Tuesday, November 07, 2006

how to vote

Not everyone understands the steps involved in voting, so I thought I'd put together a handy-dandy guide on how to vote.

1. Be, or become, a US citizen.*
2. Avoid conviction for a felony.**
3. Register to vote.***
4. Go to the polls.****
5. Using whatever machine or other voting device is in place, vote for the ballot initiatives and candidates of your choice.*****

* Also, be sure to look like an American. And remember, although it's not a crime to vote if you're a naturalized citizen who immigrated from another country, you are subject to intimidation by people who would rather people immigrated from a different country than you did, or would rather no one immigrated at all.
** Also, be sure your name isn't like the name of someone who has been convicted of a felony. In many states, voters are purged from the rolls based on roughly accurate lists of convicted felons, and occasionally, mistakes are made. I recommend carefully reviewing all felony convictions in your state several weeks prior to Election Day, so that you have time to legally change your name and re-register to vote to assure eligibility.
*** See above. It may be necessary to register repeatedly. For instance, in some counties I could name in California (where there's a "Motor-Voter" act that gives people the option of changing their voting registration when they change their addresses with the DMV), voter registration can only be guaranteed by registering more than once. But this could also make your vote ineligible, depending on (a) whether you vote, (b) how you vote, and (c) whether elections officials want you to vote.
Also, remember that in many states, it becomes more difficult to register to vote depending on how you intend to register and how much like an American you look. In some cases, choosing a different party or plastic surgery may be necessary.
**** Generally, these will be conveniently close to your home residence. Some people have received notice that their polling places have been moved, when in fact they have not. Some people have been told their polling places are closed, or that they will open late, or that they have run out of ballots or machines. In some polling places, there are very long lines as a result. During the 2004 elections, voters in several precincts in Ohio and elsewhere were unable to vote because of such factors. But you have to expect some inconvenience in a democracy.
***** Some touch-screen voting machines are known to create inaccurate records of votes. This is only a problem when you want to cast your vote for a particular candidate, and the machine changes it to a vote for another particular candidate. In many places, the machines also produce a paper record of your vote that you can check against your intended vote, which lets you know right away whether your vote was counted as you intended it. Other voting machines can apparently be broken open or hacked into in a couple minutes and altered to change all sorts of votes. No technology is foolproof. And there is no evidence to support the rumor that some Diebold machines are armed with touch-screen tasers.

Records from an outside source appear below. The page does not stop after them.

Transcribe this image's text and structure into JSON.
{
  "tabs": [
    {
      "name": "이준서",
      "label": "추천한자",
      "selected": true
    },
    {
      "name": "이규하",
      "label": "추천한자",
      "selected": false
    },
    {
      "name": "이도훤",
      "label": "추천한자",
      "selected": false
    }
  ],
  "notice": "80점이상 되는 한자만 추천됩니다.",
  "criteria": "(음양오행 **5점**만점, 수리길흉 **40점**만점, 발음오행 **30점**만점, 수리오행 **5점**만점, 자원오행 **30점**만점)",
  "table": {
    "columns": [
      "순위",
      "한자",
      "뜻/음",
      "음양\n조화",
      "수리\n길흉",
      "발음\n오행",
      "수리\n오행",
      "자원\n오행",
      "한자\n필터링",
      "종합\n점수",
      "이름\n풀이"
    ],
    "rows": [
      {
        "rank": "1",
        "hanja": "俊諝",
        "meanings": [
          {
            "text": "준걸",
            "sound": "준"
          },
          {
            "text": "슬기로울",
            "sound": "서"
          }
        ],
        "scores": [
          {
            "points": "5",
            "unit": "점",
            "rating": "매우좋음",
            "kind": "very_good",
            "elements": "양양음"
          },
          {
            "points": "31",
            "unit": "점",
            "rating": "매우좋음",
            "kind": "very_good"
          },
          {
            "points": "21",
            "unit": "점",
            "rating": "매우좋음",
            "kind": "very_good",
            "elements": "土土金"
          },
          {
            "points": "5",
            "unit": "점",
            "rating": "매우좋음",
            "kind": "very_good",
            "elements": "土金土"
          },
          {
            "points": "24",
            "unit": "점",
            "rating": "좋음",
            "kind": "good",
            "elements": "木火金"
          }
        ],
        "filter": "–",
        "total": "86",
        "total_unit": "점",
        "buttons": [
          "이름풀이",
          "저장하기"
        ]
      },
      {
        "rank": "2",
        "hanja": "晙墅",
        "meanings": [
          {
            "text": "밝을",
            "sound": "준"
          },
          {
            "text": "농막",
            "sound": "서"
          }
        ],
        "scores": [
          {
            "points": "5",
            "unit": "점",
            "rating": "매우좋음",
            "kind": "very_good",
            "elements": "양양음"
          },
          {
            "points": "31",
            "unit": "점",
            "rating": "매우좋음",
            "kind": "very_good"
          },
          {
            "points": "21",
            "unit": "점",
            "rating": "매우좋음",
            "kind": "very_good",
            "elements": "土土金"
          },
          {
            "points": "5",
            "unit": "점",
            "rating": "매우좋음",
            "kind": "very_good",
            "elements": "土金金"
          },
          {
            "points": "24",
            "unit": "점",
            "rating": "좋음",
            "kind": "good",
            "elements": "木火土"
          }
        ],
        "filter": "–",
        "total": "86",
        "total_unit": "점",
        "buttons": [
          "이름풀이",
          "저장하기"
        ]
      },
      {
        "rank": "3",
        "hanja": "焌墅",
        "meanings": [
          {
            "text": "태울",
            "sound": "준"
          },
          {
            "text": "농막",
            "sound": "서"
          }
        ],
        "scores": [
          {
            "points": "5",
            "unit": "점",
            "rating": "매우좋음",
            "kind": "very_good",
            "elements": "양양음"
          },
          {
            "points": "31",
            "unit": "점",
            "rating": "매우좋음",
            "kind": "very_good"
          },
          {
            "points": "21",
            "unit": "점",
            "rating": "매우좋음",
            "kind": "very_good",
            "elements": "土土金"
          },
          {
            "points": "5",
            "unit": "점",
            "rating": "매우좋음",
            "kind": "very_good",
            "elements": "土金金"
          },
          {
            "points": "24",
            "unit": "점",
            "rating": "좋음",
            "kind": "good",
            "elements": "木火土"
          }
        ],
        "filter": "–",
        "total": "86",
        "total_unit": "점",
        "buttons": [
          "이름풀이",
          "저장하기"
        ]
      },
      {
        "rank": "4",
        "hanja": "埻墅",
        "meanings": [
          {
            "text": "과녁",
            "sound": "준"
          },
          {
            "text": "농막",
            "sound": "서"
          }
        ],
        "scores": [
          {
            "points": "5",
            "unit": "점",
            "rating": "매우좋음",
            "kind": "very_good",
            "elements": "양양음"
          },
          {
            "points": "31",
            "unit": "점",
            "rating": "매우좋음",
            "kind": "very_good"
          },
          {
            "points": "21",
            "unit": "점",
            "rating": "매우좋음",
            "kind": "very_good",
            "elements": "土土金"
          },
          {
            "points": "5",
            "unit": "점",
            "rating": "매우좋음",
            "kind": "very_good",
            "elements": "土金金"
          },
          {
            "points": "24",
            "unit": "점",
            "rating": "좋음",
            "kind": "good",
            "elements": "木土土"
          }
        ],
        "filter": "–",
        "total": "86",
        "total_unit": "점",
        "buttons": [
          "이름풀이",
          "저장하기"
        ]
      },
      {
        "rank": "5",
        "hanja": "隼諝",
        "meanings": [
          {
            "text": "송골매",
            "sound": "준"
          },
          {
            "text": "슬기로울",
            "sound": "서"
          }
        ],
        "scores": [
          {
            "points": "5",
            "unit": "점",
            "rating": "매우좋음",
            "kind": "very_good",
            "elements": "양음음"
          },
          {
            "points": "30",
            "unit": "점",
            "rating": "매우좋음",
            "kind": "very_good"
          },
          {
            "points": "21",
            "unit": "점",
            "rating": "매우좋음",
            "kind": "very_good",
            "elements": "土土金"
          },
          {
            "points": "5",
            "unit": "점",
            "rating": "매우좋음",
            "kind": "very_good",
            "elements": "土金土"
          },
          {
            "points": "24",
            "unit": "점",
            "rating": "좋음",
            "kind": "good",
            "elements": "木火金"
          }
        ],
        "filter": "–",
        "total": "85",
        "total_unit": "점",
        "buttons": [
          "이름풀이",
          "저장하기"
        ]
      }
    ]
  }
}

1 comment:

KOM said...

As you say, no technology is foolproof, including paper ballots. Or simple writing.

Otherwise, that was the best post I've read on the voting process, bar none.